▶ **What you are asked to do**: With the images omitted, return all of the entries exactly as they stand.

▶ **Records supplied**:
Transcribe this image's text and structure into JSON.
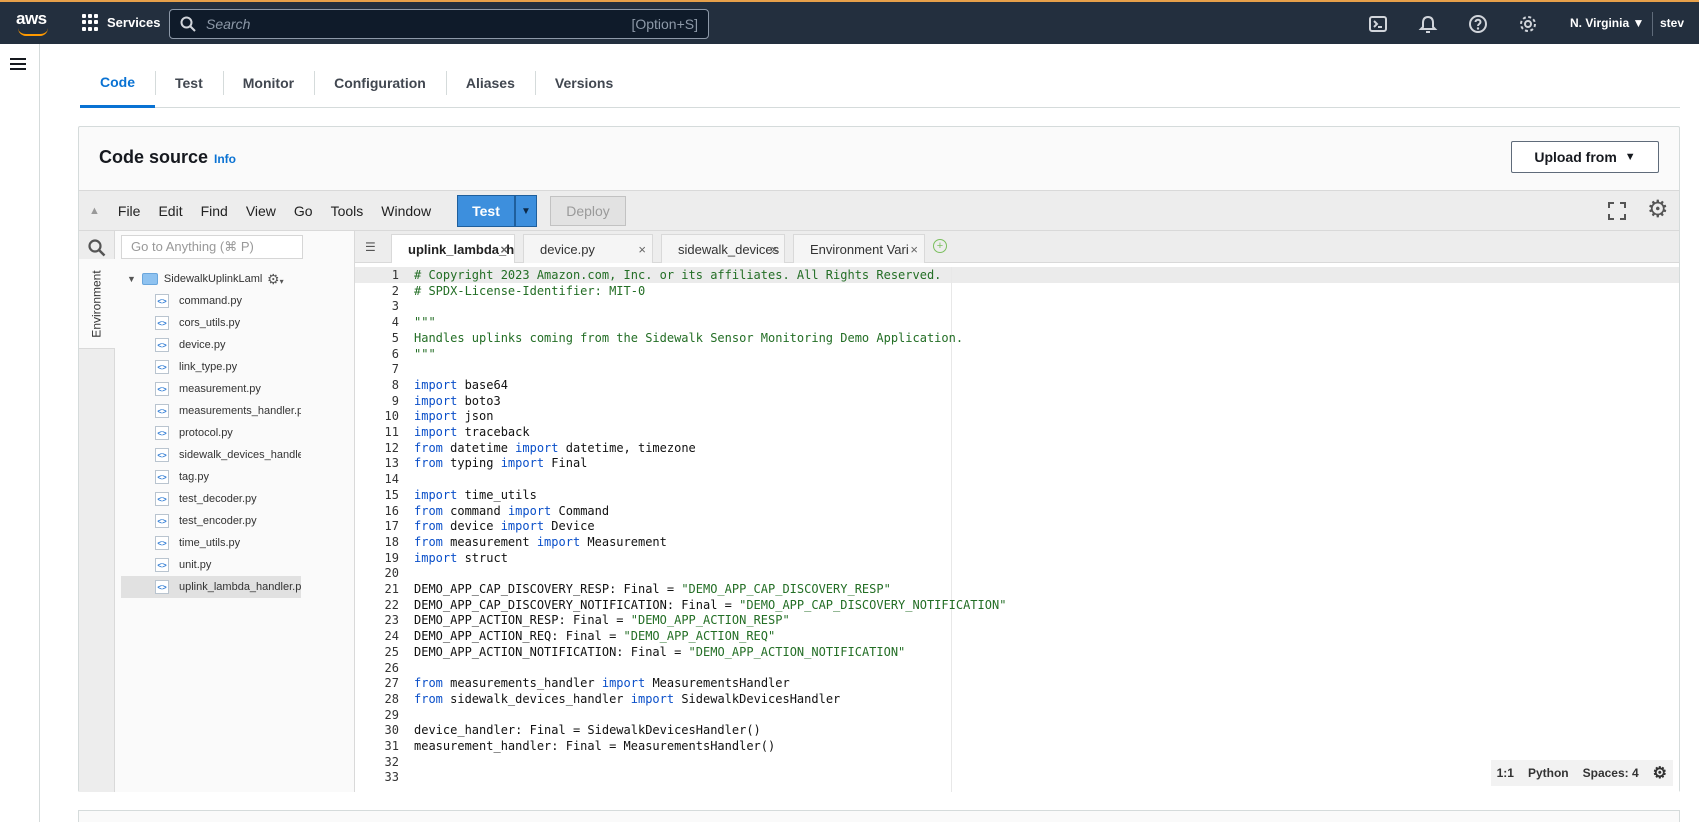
{
  "topbar": {
    "logo_text": "aws",
    "services_label": "Services",
    "search_placeholder": "Search",
    "search_shortcut": "[Option+S]",
    "region_label": "N. Virginia",
    "user_label": "stev"
  },
  "tabs": [
    "Code",
    "Test",
    "Monitor",
    "Configuration",
    "Aliases",
    "Versions"
  ],
  "code_source": {
    "title": "Code source",
    "info_label": "Info",
    "upload_label": "Upload from"
  },
  "menubar": {
    "items": [
      "File",
      "Edit",
      "Find",
      "View",
      "Go",
      "Tools",
      "Window"
    ],
    "test_label": "Test",
    "deploy_label": "Deploy"
  },
  "sidebar": {
    "env_label": "Environment",
    "goto_placeholder": "Go to Anything (⌘ P)",
    "folder_name": "SidewalkUplinkLaml",
    "files": [
      "command.py",
      "cors_utils.py",
      "device.py",
      "link_type.py",
      "measurement.py",
      "measurements_handler.p",
      "protocol.py",
      "sidewalk_devices_handle",
      "tag.py",
      "test_decoder.py",
      "test_encoder.py",
      "time_utils.py",
      "unit.py",
      "uplink_lambda_handler.p"
    ],
    "selected_file": "uplink_lambda_handler.p"
  },
  "editor_tabs": [
    "uplink_lambda_h",
    "device.py",
    "sidewalk_devices",
    "Environment Vari"
  ],
  "code_lines": [
    {
      "n": "1",
      "t": "# Copyright 2023 Amazon.com, Inc. or its affiliates. All Rights Reserved."
    },
    {
      "n": "2",
      "t": "# SPDX-License-Identifier: MIT-0"
    },
    {
      "n": "3",
      "t": ""
    },
    {
      "n": "4",
      "t": "\"\"\""
    },
    {
      "n": "5",
      "t": "Handles uplinks coming from the Sidewalk Sensor Monitoring Demo Application."
    },
    {
      "n": "6",
      "t": "\"\"\""
    },
    {
      "n": "7",
      "t": ""
    },
    {
      "n": "8",
      "t": "import base64"
    },
    {
      "n": "9",
      "t": "import boto3"
    },
    {
      "n": "10",
      "t": "import json"
    },
    {
      "n": "11",
      "t": "import traceback"
    },
    {
      "n": "12",
      "t": "from datetime import datetime, timezone"
    },
    {
      "n": "13",
      "t": "from typing import Final"
    },
    {
      "n": "14",
      "t": ""
    },
    {
      "n": "15",
      "t": "import time_utils"
    },
    {
      "n": "16",
      "t": "from command import Command"
    },
    {
      "n": "17",
      "t": "from device import Device"
    },
    {
      "n": "18",
      "t": "from measurement import Measurement"
    },
    {
      "n": "19",
      "t": "import struct"
    },
    {
      "n": "20",
      "t": ""
    },
    {
      "n": "21",
      "t": "DEMO_APP_CAP_DISCOVERY_RESP: Final = \"DEMO_APP_CAP_DISCOVERY_RESP\""
    },
    {
      "n": "22",
      "t": "DEMO_APP_CAP_DISCOVERY_NOTIFICATION: Final = \"DEMO_APP_CAP_DISCOVERY_NOTIFICATION\""
    },
    {
      "n": "23",
      "t": "DEMO_APP_ACTION_RESP: Final = \"DEMO_APP_ACTION_RESP\""
    },
    {
      "n": "24",
      "t": "DEMO_APP_ACTION_REQ: Final = \"DEMO_APP_ACTION_REQ\""
    },
    {
      "n": "25",
      "t": "DEMO_APP_ACTION_NOTIFICATION: Final = \"DEMO_APP_ACTION_NOTIFICATION\""
    },
    {
      "n": "26",
      "t": ""
    },
    {
      "n": "27",
      "t": "from measurements_handler import MeasurementsHandler"
    },
    {
      "n": "28",
      "t": "from sidewalk_devices_handler import SidewalkDevicesHandler"
    },
    {
      "n": "29",
      "t": ""
    },
    {
      "n": "30",
      "t": "device_handler: Final = SidewalkDevicesHandler()"
    },
    {
      "n": "31",
      "t": "measurement_handler: Final = MeasurementsHandler()"
    },
    {
      "n": "32",
      "t": ""
    },
    {
      "n": "33",
      "t": ""
    }
  ],
  "status": {
    "cursor": "1:1",
    "language": "Python",
    "spaces": "Spaces: 4"
  }
}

▶ **Response**:
Transcribe this image's text and structure into JSON.
{
  "topbar": {
    "logo_text": "aws",
    "services_label": "Services",
    "search_placeholder": "Search",
    "search_shortcut": "[Option+S]",
    "region_label": "N. Virginia",
    "user_label": "stev"
  },
  "tabs": [
    "Code",
    "Test",
    "Monitor",
    "Configuration",
    "Aliases",
    "Versions"
  ],
  "code_source": {
    "title": "Code source",
    "info_label": "Info",
    "upload_label": "Upload from"
  },
  "menubar": {
    "items": [
      "File",
      "Edit",
      "Find",
      "View",
      "Go",
      "Tools",
      "Window"
    ],
    "test_label": "Test",
    "deploy_label": "Deploy"
  },
  "sidebar": {
    "env_label": "Environment",
    "goto_placeholder": "Go to Anything (⌘ P)",
    "folder_name": "SidewalkUplinkLaml",
    "files": [
      "command.py",
      "cors_utils.py",
      "device.py",
      "link_type.py",
      "measurement.py",
      "measurements_handler.p",
      "protocol.py",
      "sidewalk_devices_handle",
      "tag.py",
      "test_decoder.py",
      "test_encoder.py",
      "time_utils.py",
      "unit.py",
      "uplink_lambda_handler.p"
    ],
    "selected_file": "uplink_lambda_handler.p"
  },
  "editor_tabs": [
    "uplink_lambda_h",
    "device.py",
    "sidewalk_devices",
    "Environment Vari"
  ],
  "code_lines": [
    {
      "n": "1",
      "t": "# Copyright 2023 Amazon.com, Inc. or its affiliates. All Rights Reserved."
    },
    {
      "n": "2",
      "t": "# SPDX-License-Identifier: MIT-0"
    },
    {
      "n": "3",
      "t": ""
    },
    {
      "n": "4",
      "t": "\"\"\""
    },
    {
      "n": "5",
      "t": "Handles uplinks coming from the Sidewalk Sensor Monitoring Demo Application."
    },
    {
      "n": "6",
      "t": "\"\"\""
    },
    {
      "n": "7",
      "t": ""
    },
    {
      "n": "8",
      "t": "import base64"
    },
    {
      "n": "9",
      "t": "import boto3"
    },
    {
      "n": "10",
      "t": "import json"
    },
    {
      "n": "11",
      "t": "import traceback"
    },
    {
      "n": "12",
      "t": "from datetime import datetime, timezone"
    },
    {
      "n": "13",
      "t": "from typing import Final"
    },
    {
      "n": "14",
      "t": ""
    },
    {
      "n": "15",
      "t": "import time_utils"
    },
    {
      "n": "16",
      "t": "from command import Command"
    },
    {
      "n": "17",
      "t": "from device import Device"
    },
    {
      "n": "18",
      "t": "from measurement import Measurement"
    },
    {
      "n": "19",
      "t": "import struct"
    },
    {
      "n": "20",
      "t": ""
    },
    {
      "n": "21",
      "t": "DEMO_APP_CAP_DISCOVERY_RESP: Final = \"DEMO_APP_CAP_DISCOVERY_RESP\""
    },
    {
      "n": "22",
      "t": "DEMO_APP_CAP_DISCOVERY_NOTIFICATION: Final = \"DEMO_APP_CAP_DISCOVERY_NOTIFICATION\""
    },
    {
      "n": "23",
      "t": "DEMO_APP_ACTION_RESP: Final = \"DEMO_APP_ACTION_RESP\""
    },
    {
      "n": "24",
      "t": "DEMO_APP_ACTION_REQ: Final = \"DEMO_APP_ACTION_REQ\""
    },
    {
      "n": "25",
      "t": "DEMO_APP_ACTION_NOTIFICATION: Final = \"DEMO_APP_ACTION_NOTIFICATION\""
    },
    {
      "n": "26",
      "t": ""
    },
    {
      "n": "27",
      "t": "from measurements_handler import MeasurementsHandler"
    },
    {
      "n": "28",
      "t": "from sidewalk_devices_handler import SidewalkDevicesHandler"
    },
    {
      "n": "29",
      "t": ""
    },
    {
      "n": "30",
      "t": "device_handler: Final = SidewalkDevicesHandler()"
    },
    {
      "n": "31",
      "t": "measurement_handler: Final = MeasurementsHandler()"
    },
    {
      "n": "32",
      "t": ""
    },
    {
      "n": "33",
      "t": ""
    }
  ],
  "status": {
    "cursor": "1:1",
    "language": "Python",
    "spaces": "Spaces: 4"
  }
}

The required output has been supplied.